Nevertheless, it's a beautiful bike in its own regard.
The crew at Peak Adventures put in a huge amount of work to conquer the incompatibility of old and new parts. Particularly vexing were the fenders. The SKS 45s that were on the Specialized wouldn't fit, and the 35s I ordered weren't going quietly either. Ryan, a.k.a. "The Hammer," cut, dremeled (sp?) and fabricated until they worked.
A couple of very pleasant outcomes -- the SRAM shifters from the Specialized looked ugly on the bars of the new bike. Thankfully, they didn't work well with the new bike's cogs and I went back to the original (and infinitely better looking) stem-mounted stick shifters. The bike looks 100 times better without the big, black shifters on the bars.
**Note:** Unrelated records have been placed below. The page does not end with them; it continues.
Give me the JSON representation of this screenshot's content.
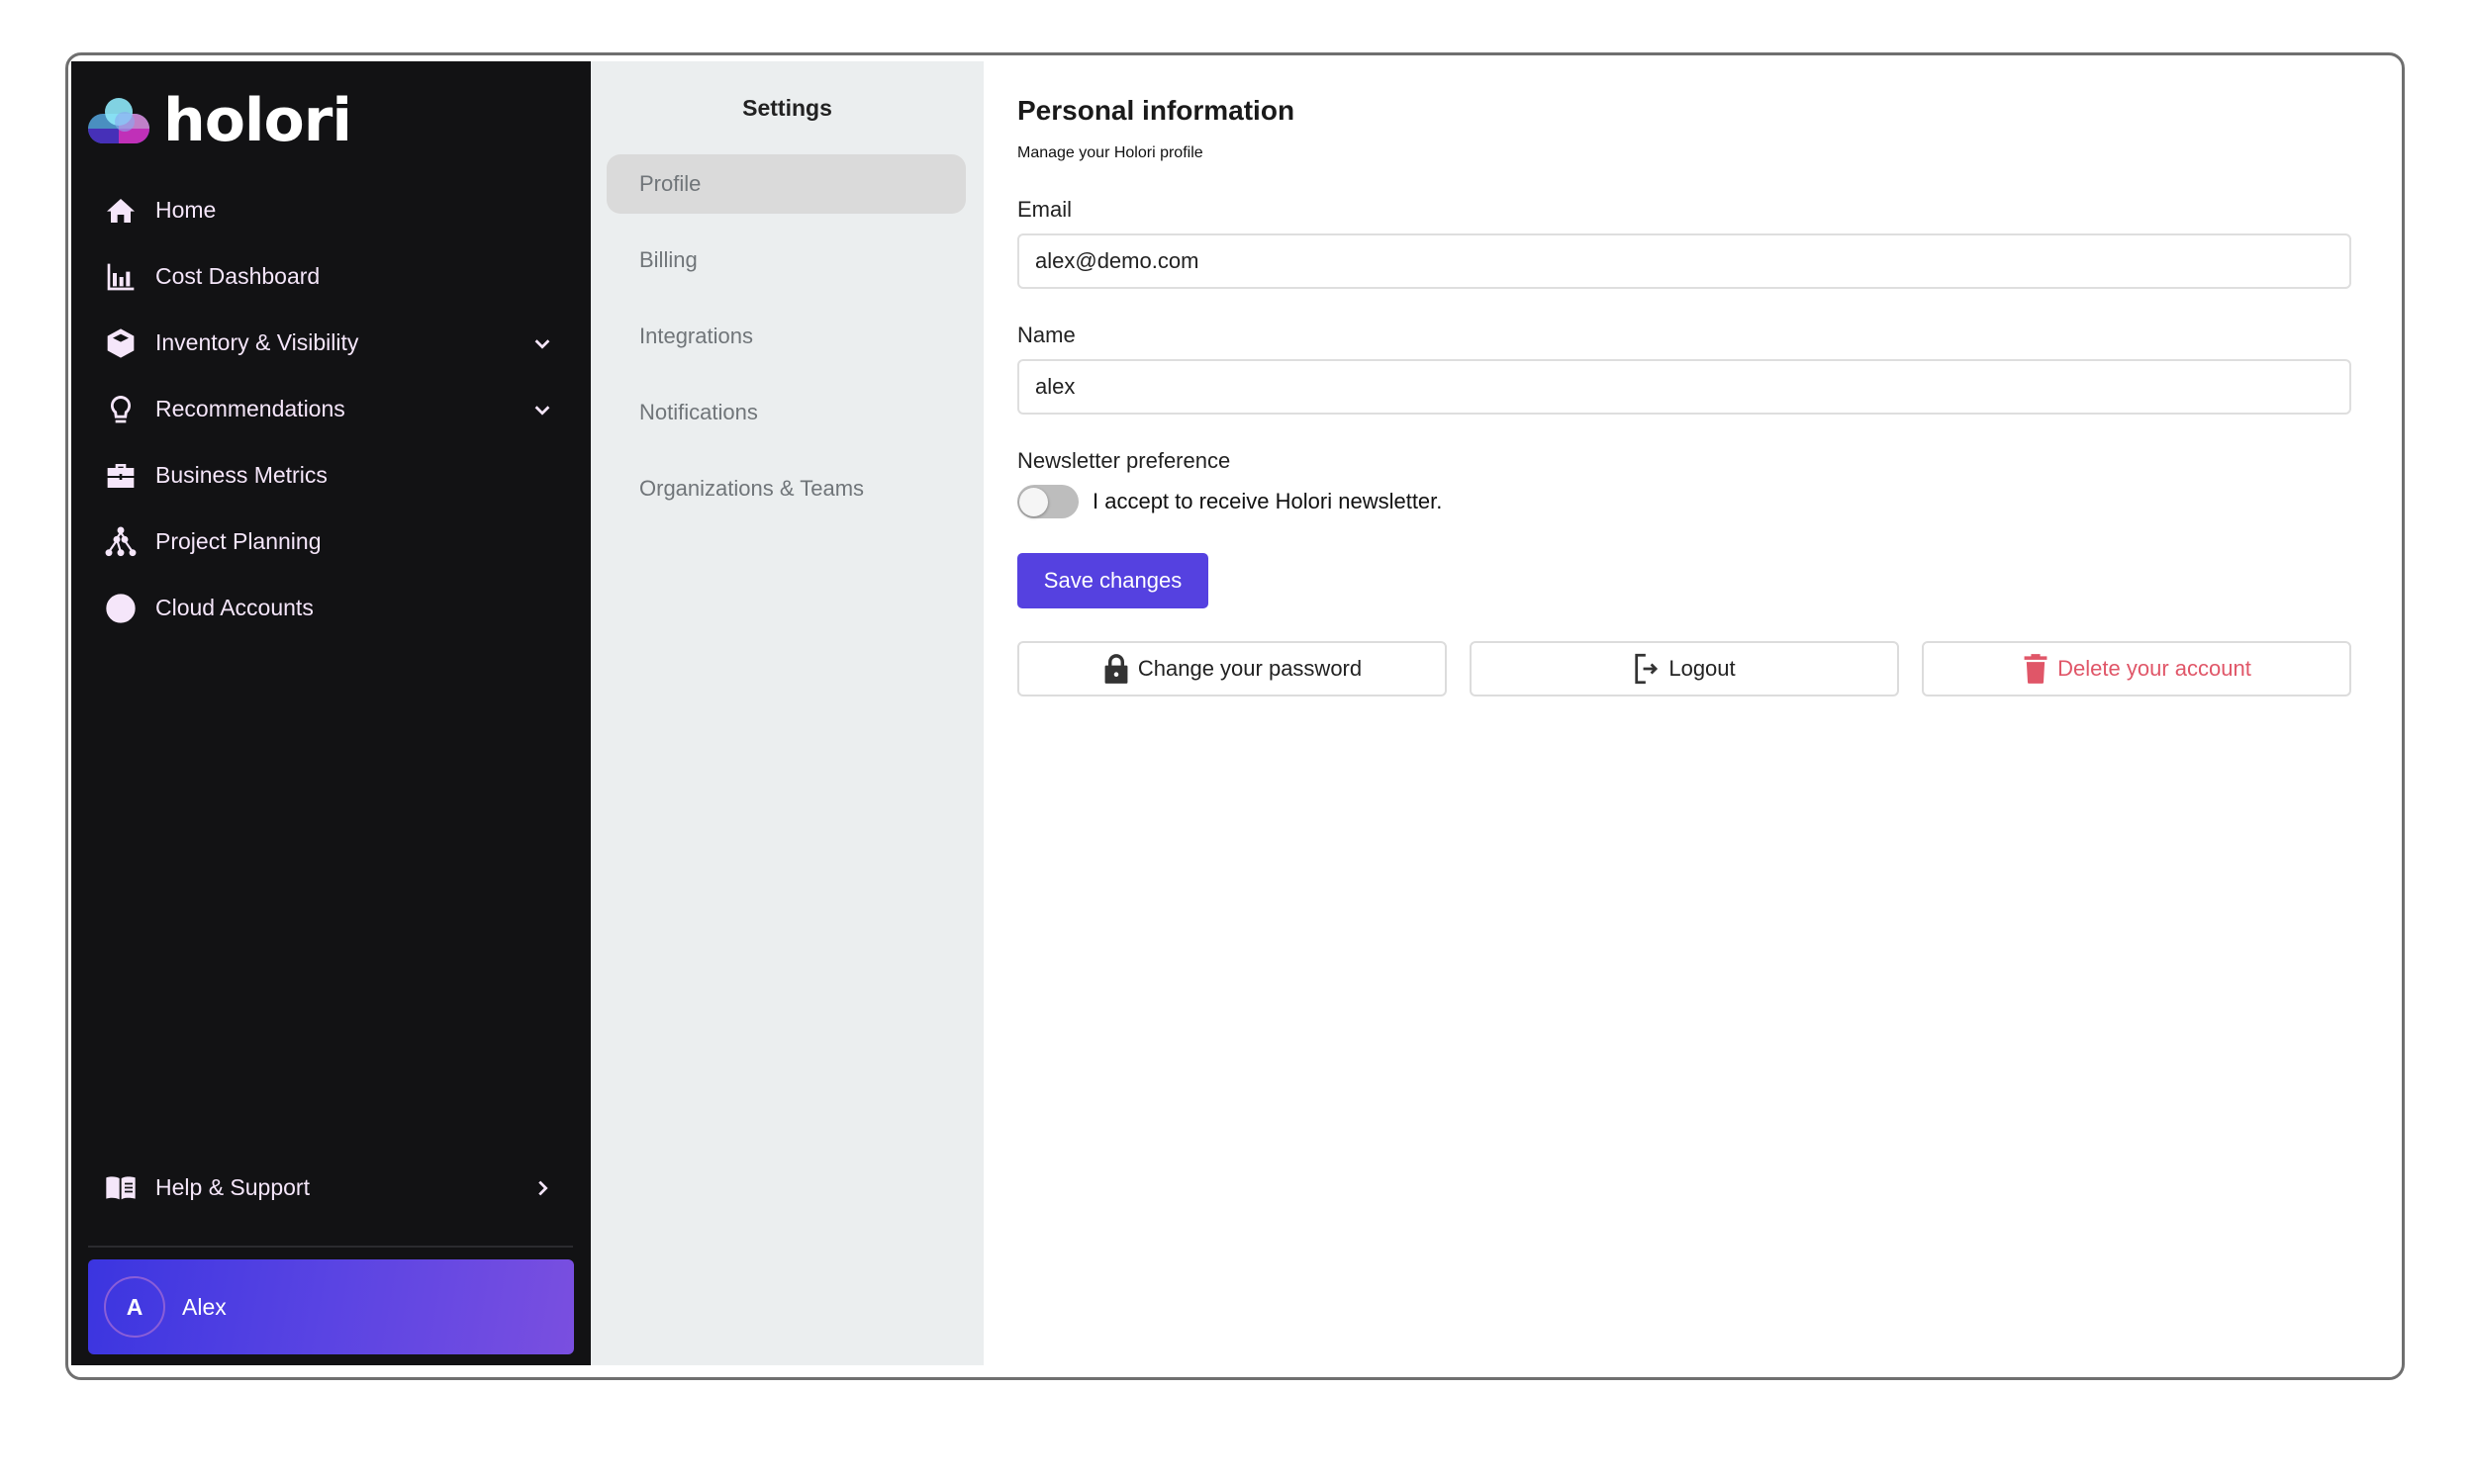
{
  "app": {
    "brand": "holori"
  },
  "sidebar": {
    "items": [
      {
        "label": "Home",
        "icon": "home-icon",
        "has_chevron": false
      },
      {
        "label": "Cost Dashboard",
        "icon": "bar-chart-icon",
        "has_chevron": false
      },
      {
        "label": "Inventory & Visibility",
        "icon": "cube-icon",
        "has_chevron": true
      },
      {
        "label": "Recommendations",
        "icon": "lightbulb-icon",
        "has_chevron": true
      },
      {
        "label": "Business Metrics",
        "icon": "briefcase-icon",
        "has_chevron": false
      },
      {
        "label": "Project Planning",
        "icon": "network-tree-icon",
        "has_chevron": false
      },
      {
        "label": "Cloud Accounts",
        "icon": "cloud-circle-icon",
        "has_chevron": false
      }
    ],
    "help": {
      "label": "Help & Support",
      "icon": "book-icon"
    },
    "user": {
      "initial": "A",
      "name": "Alex"
    }
  },
  "settings": {
    "title": "Settings",
    "items": [
      {
        "label": "Profile",
        "active": true
      },
      {
        "label": "Billing",
        "active": false
      },
      {
        "label": "Integrations",
        "active": false
      },
      {
        "label": "Notifications",
        "active": false
      },
      {
        "label": "Organizations & Teams",
        "active": false
      }
    ]
  },
  "profile": {
    "title": "Personal information",
    "subtitle": "Manage your Holori profile",
    "email": {
      "label": "Email",
      "value": "alex@demo.com"
    },
    "name": {
      "label": "Name",
      "value": "alex"
    },
    "newsletter": {
      "label": "Newsletter preference",
      "toggle_label": "I accept to receive Holori newsletter.",
      "enabled": false
    },
    "save_label": "Save changes",
    "actions": {
      "change_password": "Change your password",
      "logout": "Logout",
      "delete_account": "Delete your account"
    }
  },
  "colors": {
    "sidebar_bg": "#121214",
    "sidebar_text": "#F5E6FA",
    "settings_bg": "#EBEEEF",
    "primary": "#5541E0",
    "danger": "#E05668"
  }
}
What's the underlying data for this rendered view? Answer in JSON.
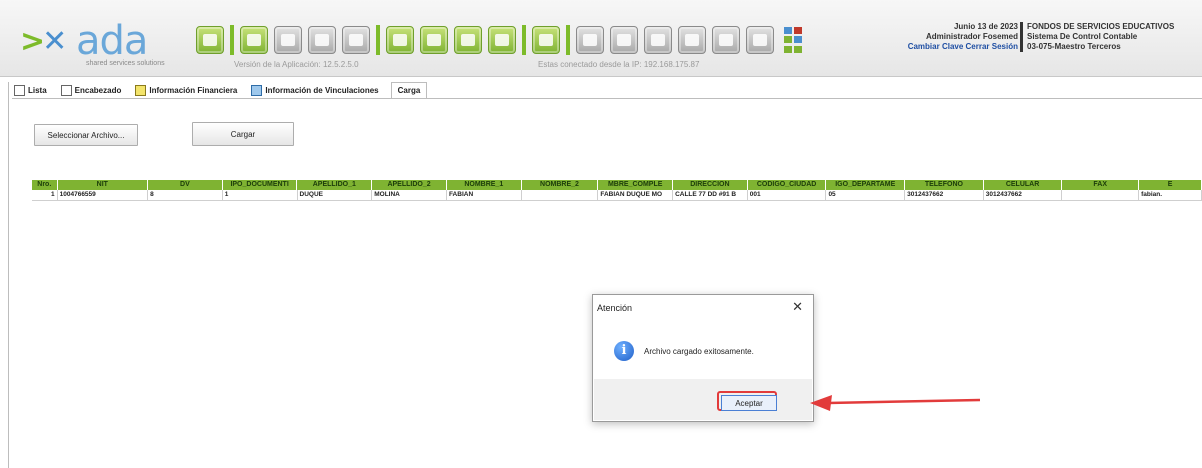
{
  "app": {
    "logo_text": "ada",
    "tagline": "shared services solutions",
    "version": "Versión de la Aplicación: 12.5.2.5.0",
    "ip_info": "Estas conectado desde la IP: 192.168.175.87"
  },
  "user": {
    "date": "Junio 13 de 2023",
    "role": "Administrador Fosemed",
    "change_password": "Cambiar Clave",
    "logout": "Cerrar Sesión"
  },
  "org": {
    "line1": "FONDOS DE SERVICIOS EDUCATIVOS",
    "line2": "Sistema De Control Contable",
    "line3": "03-075-Maestro Terceros"
  },
  "tabs": [
    {
      "label": "Lista"
    },
    {
      "label": "Encabezado"
    },
    {
      "label": "Información Financiera"
    },
    {
      "label": "Información de Vinculaciones"
    },
    {
      "label": "Carga"
    }
  ],
  "actions": {
    "select_file": "Seleccionar Archivo...",
    "upload": "Cargar"
  },
  "grid": {
    "columns": [
      "Nro.",
      "NIT",
      "DV",
      "IPO_DOCUMENTI",
      "APELLIDO_1",
      "APELLIDO_2",
      "NOMBRE_1",
      "NOMBRE_2",
      "MBRE_COMPLE",
      "DIRECCION",
      "CODIGO_CIUDAD",
      "IGO_DEPARTAME",
      "TELEFONO",
      "CELULAR",
      "FAX",
      "E"
    ],
    "rows": [
      [
        "1",
        "1004766559",
        "8",
        "1",
        "DUQUE",
        "MOLINA",
        "FABIAN",
        "",
        "FABIAN DUQUE MO",
        "CALLE 77 DD #91 B",
        "001",
        "05",
        "3012437662",
        "3012437662",
        "",
        "fabian."
      ]
    ]
  },
  "dialog": {
    "title": "Atención",
    "message": "Archivo cargado exitosamente.",
    "ok_label": "Aceptar",
    "close_glyph": "✕",
    "info_glyph": "i"
  },
  "colors": {
    "accent_green": "#7fb332",
    "highlight_red": "#e23b3b"
  }
}
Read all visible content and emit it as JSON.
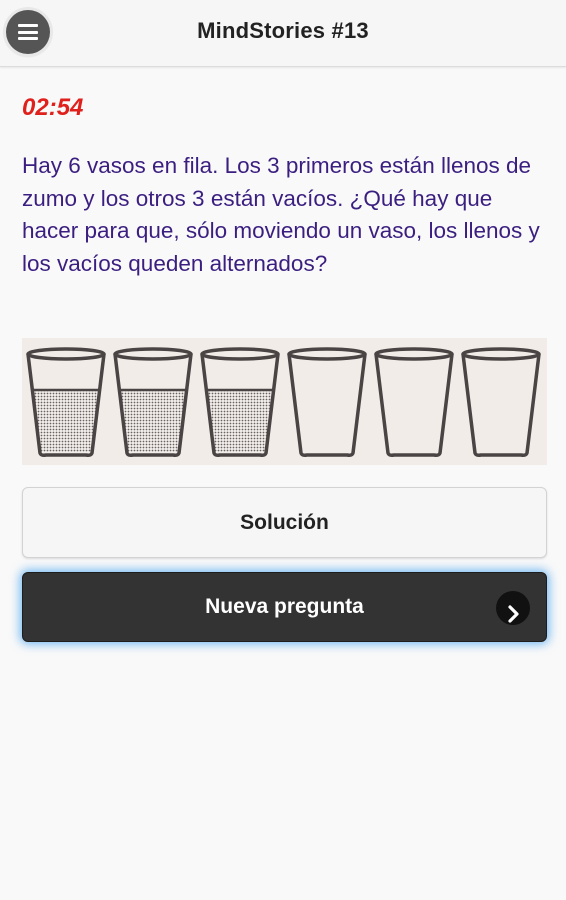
{
  "header": {
    "title": "MindStories #13",
    "menu_icon": "hamburger-menu-icon"
  },
  "timer": "02:54",
  "question": "Hay 6 vasos en fila. Los 3 primeros están llenos de zumo y los otros 3 están vacíos. ¿Qué hay que hacer para que, sólo moviendo un vaso, los llenos y los vacíos queden alternados?",
  "illustration": {
    "glasses": [
      {
        "filled": true
      },
      {
        "filled": true
      },
      {
        "filled": true
      },
      {
        "filled": false
      },
      {
        "filled": false
      },
      {
        "filled": false
      }
    ]
  },
  "buttons": {
    "solution_label": "Solución",
    "next_label": "Nueva pregunta",
    "next_icon": "chevron-right-icon"
  },
  "colors": {
    "timer": "#e0201c",
    "question_text": "#3b1f80",
    "primary_button": "#333333",
    "focus_glow": "#40a0f0"
  }
}
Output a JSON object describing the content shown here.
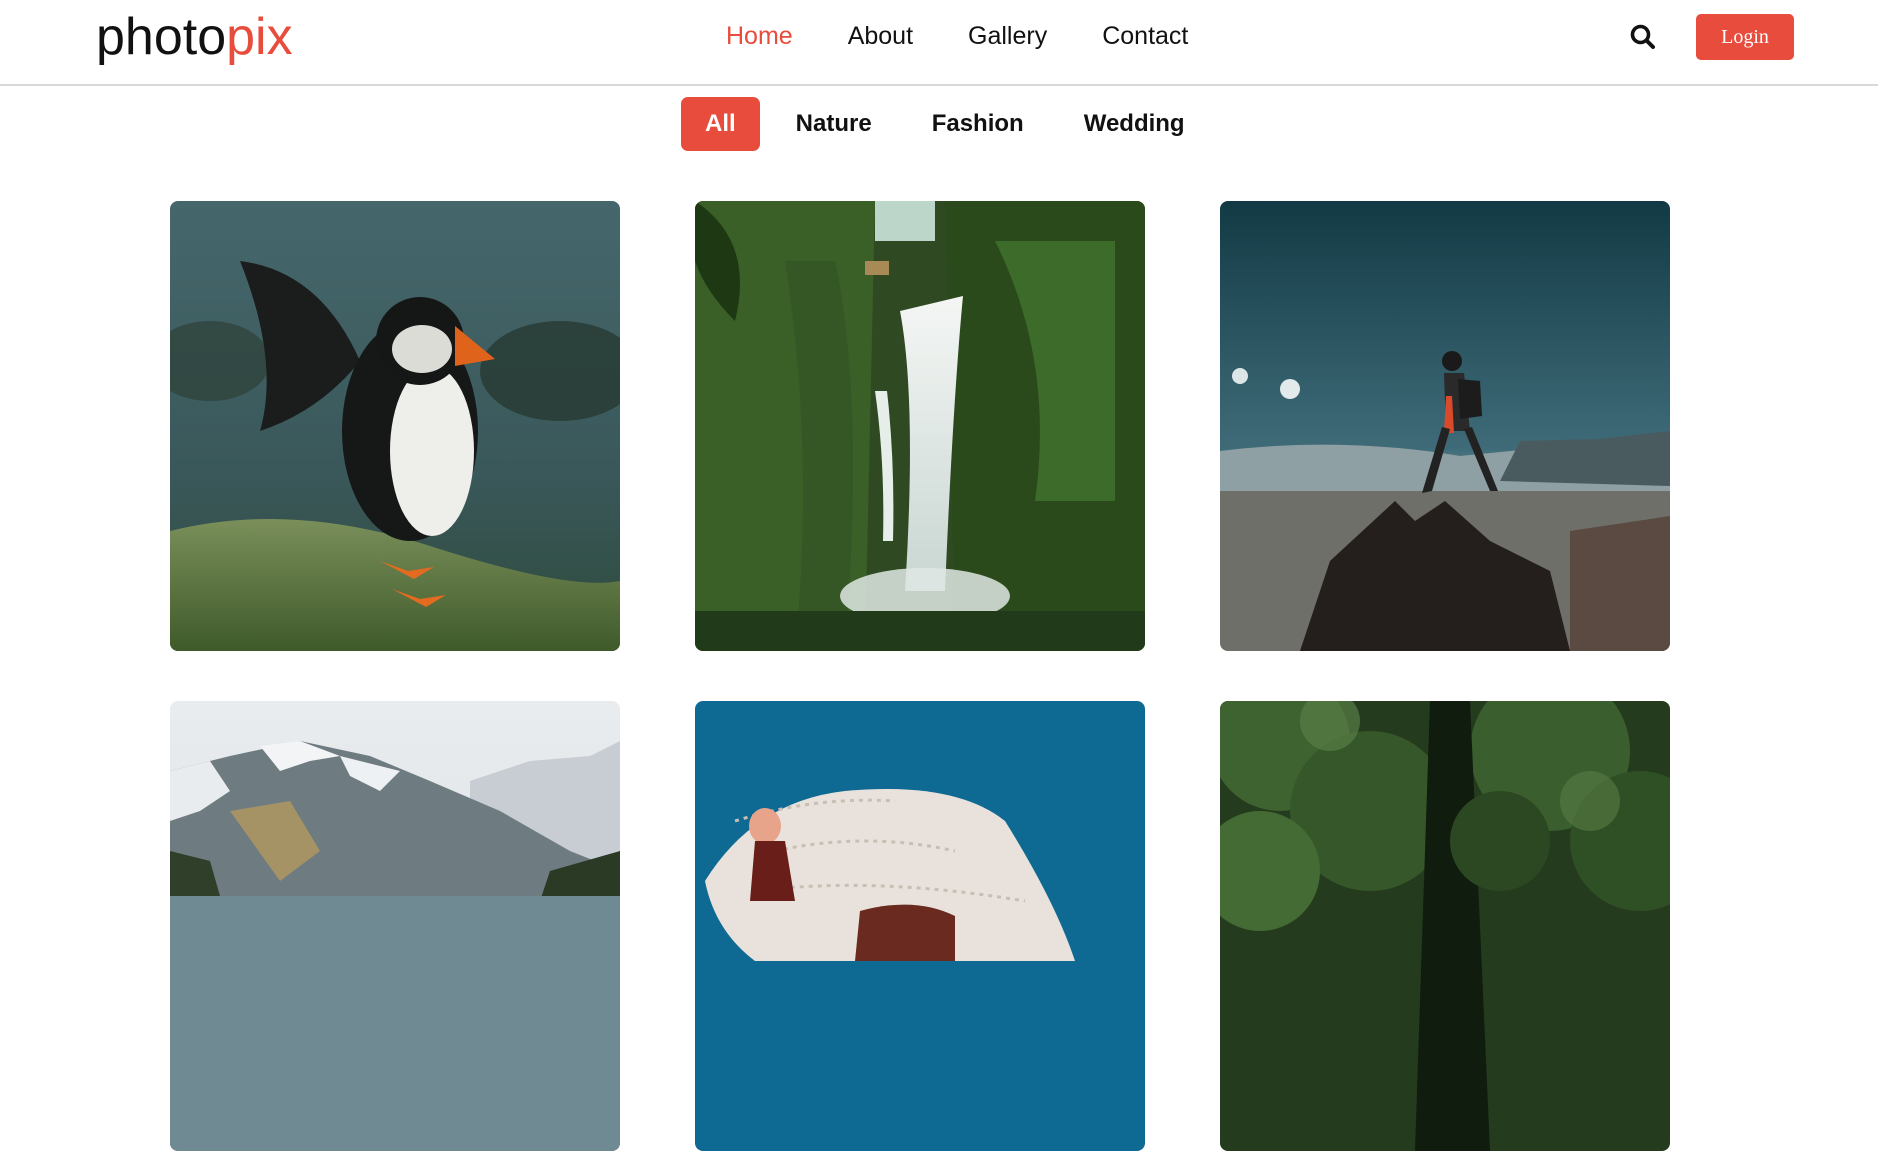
{
  "brand": {
    "prefix": "photo",
    "accent": "pix"
  },
  "nav": {
    "items": [
      {
        "label": "Home",
        "active": true
      },
      {
        "label": "About",
        "active": false
      },
      {
        "label": "Gallery",
        "active": false
      },
      {
        "label": "Contact",
        "active": false
      }
    ]
  },
  "header": {
    "search_icon": "search-icon",
    "login_label": "Login"
  },
  "filters": {
    "items": [
      {
        "label": "All",
        "active": true
      },
      {
        "label": "Nature",
        "active": false
      },
      {
        "label": "Fashion",
        "active": false
      },
      {
        "label": "Wedding",
        "active": false
      }
    ]
  },
  "gallery": {
    "photos": [
      {
        "subject": "puffin on grass"
      },
      {
        "subject": "jungle waterfall"
      },
      {
        "subject": "hiker on mountain peak"
      },
      {
        "subject": "snowy mountains by lake"
      },
      {
        "subject": "person under lace veil"
      },
      {
        "subject": "green forest foliage"
      }
    ]
  },
  "colors": {
    "accent": "#e74c3c",
    "text": "#111111",
    "divider": "#d9d9d9"
  }
}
Getting rid of the twist shifters meant losing the ugly black grips as well. This cleared the way for cork grips, now sporting a couple coats of shellac. Unvarnished cork grips are softer on the hands and a delight, but they get dirty almost immediately. Two coats of clear shellac produced a rich golden color that will go very well with the Brooks B17 honey saddle I'm hoping Santa brings... for Thanksgiving. Who can wait for Christmas when this bike so clearly demands a honey Brooks B17 Special?